One Israeli father is on a mission to make sure children with autism, like his son, get diagnosed early. This is the only way they’ll receive critical intervention therapies. After Raphael Rembrand’s 4-year-old son was diagnosed too late, he created a new autism screening process that can be done on newborns, reports Israel21c.
The SensPD diagnostic process, now ready for clinical trials, uses the same instrument currently used in newborn nurseries and well-baby clinics to test infants’ hearing by measuring otoacoustic emissions (OAE). Rembrand’s novelty is using OAE measurement as an indicator of the baby’s overall sensory perception.
“One of the major characteristics of everyone on the autism spectrum is sensory overload,” Rembrand explains. Lacking the ability to filter and concentrate all the sensory data reaching their brains, they are left with a sense of “a huge party inside their heads.” . . .
“We did preliminary studies on people with and without autism to prove efficacy and accuracy,” says Rembrand. “Now we need to start multisite clinical studies.
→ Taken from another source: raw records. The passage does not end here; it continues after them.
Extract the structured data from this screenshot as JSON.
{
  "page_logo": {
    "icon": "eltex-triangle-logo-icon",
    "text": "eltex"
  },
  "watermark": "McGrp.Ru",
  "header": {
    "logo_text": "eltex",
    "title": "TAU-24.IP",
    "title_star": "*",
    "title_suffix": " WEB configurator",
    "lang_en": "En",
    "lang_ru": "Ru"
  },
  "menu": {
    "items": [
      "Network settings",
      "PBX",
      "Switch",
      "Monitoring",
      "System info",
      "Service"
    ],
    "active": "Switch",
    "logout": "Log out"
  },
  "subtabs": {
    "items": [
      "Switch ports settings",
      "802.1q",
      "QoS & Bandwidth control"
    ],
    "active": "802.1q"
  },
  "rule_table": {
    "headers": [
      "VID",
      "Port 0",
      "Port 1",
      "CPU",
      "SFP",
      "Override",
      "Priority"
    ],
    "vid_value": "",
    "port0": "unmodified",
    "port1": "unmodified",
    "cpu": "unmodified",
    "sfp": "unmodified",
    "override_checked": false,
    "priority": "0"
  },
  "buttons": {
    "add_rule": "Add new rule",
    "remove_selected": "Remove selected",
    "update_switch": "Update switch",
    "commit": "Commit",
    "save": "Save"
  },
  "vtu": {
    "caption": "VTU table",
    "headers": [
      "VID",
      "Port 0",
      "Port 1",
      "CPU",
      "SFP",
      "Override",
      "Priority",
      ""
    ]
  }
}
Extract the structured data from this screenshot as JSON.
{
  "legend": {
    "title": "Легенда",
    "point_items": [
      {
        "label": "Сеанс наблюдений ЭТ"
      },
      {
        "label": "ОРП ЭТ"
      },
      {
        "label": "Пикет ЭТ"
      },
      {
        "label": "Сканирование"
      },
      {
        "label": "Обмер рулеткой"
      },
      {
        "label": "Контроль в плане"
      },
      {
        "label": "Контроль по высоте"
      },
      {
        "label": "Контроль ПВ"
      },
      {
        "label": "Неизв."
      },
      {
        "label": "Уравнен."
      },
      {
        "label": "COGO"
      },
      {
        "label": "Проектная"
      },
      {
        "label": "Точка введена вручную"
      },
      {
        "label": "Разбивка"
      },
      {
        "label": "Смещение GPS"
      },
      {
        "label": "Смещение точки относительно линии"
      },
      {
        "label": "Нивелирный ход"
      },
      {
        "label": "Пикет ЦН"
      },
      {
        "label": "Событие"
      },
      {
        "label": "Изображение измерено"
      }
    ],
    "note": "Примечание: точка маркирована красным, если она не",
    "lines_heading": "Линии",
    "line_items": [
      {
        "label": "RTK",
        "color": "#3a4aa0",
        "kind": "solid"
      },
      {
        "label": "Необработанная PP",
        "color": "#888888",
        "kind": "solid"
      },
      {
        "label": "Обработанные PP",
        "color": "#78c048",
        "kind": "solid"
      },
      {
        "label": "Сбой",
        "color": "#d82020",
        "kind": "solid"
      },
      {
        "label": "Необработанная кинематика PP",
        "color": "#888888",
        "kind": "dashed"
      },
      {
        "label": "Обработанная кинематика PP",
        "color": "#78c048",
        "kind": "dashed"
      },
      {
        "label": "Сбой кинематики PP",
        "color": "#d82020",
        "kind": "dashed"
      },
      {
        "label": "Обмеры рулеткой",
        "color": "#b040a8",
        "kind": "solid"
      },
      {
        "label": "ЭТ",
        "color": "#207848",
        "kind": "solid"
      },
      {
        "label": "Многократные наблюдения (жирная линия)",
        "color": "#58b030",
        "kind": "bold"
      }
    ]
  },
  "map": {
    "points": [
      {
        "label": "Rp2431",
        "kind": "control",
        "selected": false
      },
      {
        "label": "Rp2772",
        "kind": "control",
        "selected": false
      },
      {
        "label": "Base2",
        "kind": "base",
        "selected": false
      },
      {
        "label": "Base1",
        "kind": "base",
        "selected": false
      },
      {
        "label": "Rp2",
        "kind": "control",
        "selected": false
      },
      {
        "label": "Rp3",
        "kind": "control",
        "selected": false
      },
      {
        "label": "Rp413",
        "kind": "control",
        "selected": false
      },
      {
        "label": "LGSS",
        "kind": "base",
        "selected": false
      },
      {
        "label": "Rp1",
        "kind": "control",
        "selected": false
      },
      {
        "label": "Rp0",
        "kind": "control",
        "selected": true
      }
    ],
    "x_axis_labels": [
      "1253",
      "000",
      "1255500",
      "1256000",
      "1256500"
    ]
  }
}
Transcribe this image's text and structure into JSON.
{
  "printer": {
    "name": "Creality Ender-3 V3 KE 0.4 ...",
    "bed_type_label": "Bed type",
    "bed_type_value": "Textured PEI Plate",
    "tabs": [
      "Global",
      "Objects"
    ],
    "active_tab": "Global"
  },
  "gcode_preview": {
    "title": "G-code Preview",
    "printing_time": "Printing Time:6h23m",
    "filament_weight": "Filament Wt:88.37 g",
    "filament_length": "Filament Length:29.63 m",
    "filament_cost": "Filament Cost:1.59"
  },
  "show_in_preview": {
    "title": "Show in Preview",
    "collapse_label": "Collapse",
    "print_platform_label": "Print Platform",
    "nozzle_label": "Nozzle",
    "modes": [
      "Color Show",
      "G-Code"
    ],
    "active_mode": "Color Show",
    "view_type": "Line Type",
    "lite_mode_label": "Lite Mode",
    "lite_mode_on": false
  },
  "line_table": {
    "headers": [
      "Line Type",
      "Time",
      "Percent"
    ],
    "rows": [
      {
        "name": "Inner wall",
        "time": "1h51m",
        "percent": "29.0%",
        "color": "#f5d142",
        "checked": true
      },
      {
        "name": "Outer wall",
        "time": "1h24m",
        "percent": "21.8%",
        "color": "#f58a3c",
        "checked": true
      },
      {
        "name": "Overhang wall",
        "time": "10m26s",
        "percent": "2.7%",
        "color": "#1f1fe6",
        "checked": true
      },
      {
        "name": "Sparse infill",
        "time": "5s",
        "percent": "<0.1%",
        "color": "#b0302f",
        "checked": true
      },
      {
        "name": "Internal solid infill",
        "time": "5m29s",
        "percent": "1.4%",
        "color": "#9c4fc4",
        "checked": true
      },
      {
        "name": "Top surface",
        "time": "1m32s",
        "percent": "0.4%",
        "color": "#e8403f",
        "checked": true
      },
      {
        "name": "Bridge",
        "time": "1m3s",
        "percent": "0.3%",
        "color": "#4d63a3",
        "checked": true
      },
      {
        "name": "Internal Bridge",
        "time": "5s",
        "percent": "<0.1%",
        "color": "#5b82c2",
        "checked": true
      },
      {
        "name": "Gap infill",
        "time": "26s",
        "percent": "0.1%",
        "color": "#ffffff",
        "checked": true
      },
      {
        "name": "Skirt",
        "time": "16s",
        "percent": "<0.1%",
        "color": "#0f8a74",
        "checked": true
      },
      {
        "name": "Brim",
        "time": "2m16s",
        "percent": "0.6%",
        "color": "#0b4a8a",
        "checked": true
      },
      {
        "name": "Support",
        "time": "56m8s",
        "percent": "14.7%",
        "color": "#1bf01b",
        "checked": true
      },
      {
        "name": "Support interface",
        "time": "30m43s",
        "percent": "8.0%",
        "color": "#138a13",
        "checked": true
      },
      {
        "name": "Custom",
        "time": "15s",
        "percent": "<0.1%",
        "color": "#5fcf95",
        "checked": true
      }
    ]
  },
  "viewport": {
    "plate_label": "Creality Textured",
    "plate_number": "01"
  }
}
We have enlisted three hospitals in the US and three in Israel, and we’re now starting a funding round.”